(Page and application data records)
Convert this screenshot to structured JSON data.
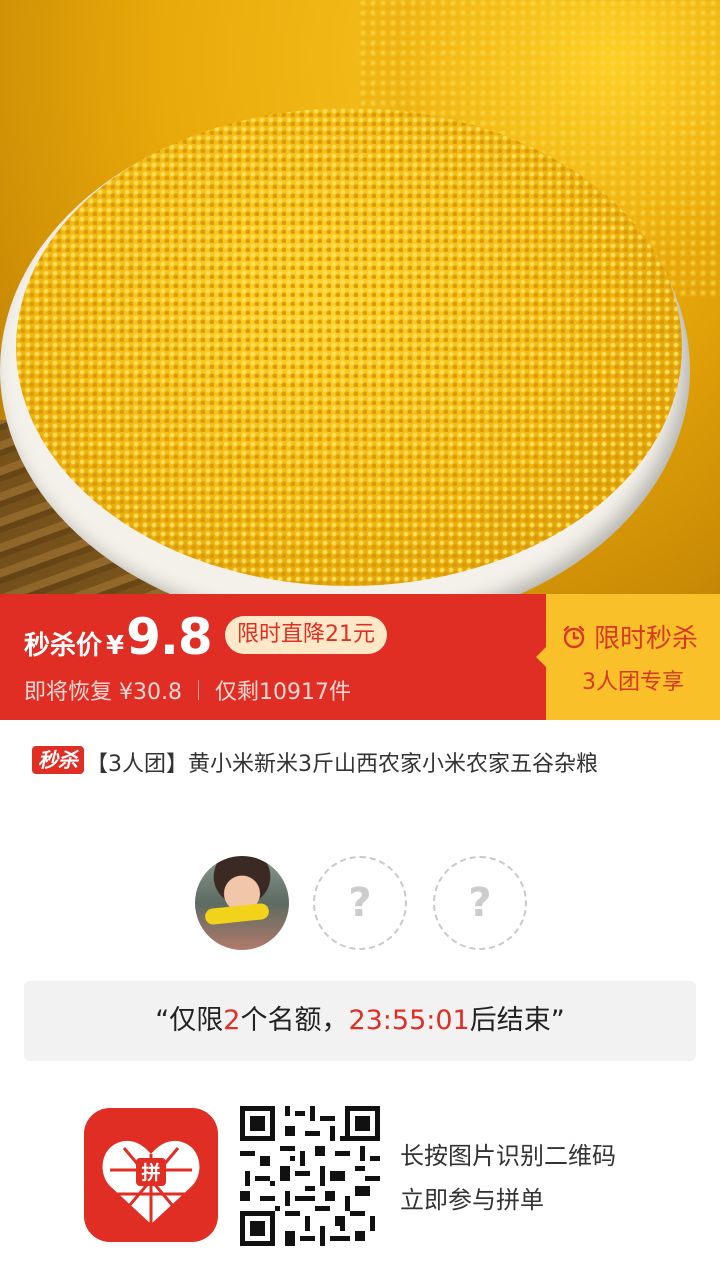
{
  "price_banner": {
    "label": "秒杀价",
    "currency": "¥",
    "price": "9.8",
    "drop_text": "限时直降21元",
    "restore_text": "即将恢复 ¥30.8",
    "remaining_text": "仅剩10917件",
    "flash_title": "限时秒杀",
    "group_exclusive": "3人团专享"
  },
  "product": {
    "tag": "秒杀",
    "title": "【3人团】黄小米新米3斤山西农家小米农家五谷杂粮"
  },
  "group": {
    "slot_symbol_1": "?",
    "slot_symbol_2": "?"
  },
  "quota": {
    "prefix": "“仅限",
    "count": "2",
    "mid": "个名额，",
    "timer": "23:55:01",
    "suffix": "后结束”"
  },
  "footer": {
    "line1": "长按图片识别二维码",
    "line2": "立即参与拼单",
    "logo_char": "拼"
  },
  "colors": {
    "brand_red": "#e02e24",
    "flash_yellow": "#f9c02a"
  }
}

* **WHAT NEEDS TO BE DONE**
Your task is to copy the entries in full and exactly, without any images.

* **EXERCISE RESPONSE**
Convert this screenshot to structured JSON data.
{
  "price_banner": {
    "label": "秒杀价",
    "currency": "¥",
    "price": "9.8",
    "drop_text": "限时直降21元",
    "restore_text": "即将恢复 ¥30.8",
    "remaining_text": "仅剩10917件",
    "flash_title": "限时秒杀",
    "group_exclusive": "3人团专享"
  },
  "product": {
    "tag": "秒杀",
    "title": "【3人团】黄小米新米3斤山西农家小米农家五谷杂粮"
  },
  "group": {
    "slot_symbol_1": "?",
    "slot_symbol_2": "?"
  },
  "quota": {
    "prefix": "“仅限",
    "count": "2",
    "mid": "个名额，",
    "timer": "23:55:01",
    "suffix": "后结束”"
  },
  "footer": {
    "line1": "长按图片识别二维码",
    "line2": "立即参与拼单",
    "logo_char": "拼"
  },
  "colors": {
    "brand_red": "#e02e24",
    "flash_yellow": "#f9c02a"
  }
}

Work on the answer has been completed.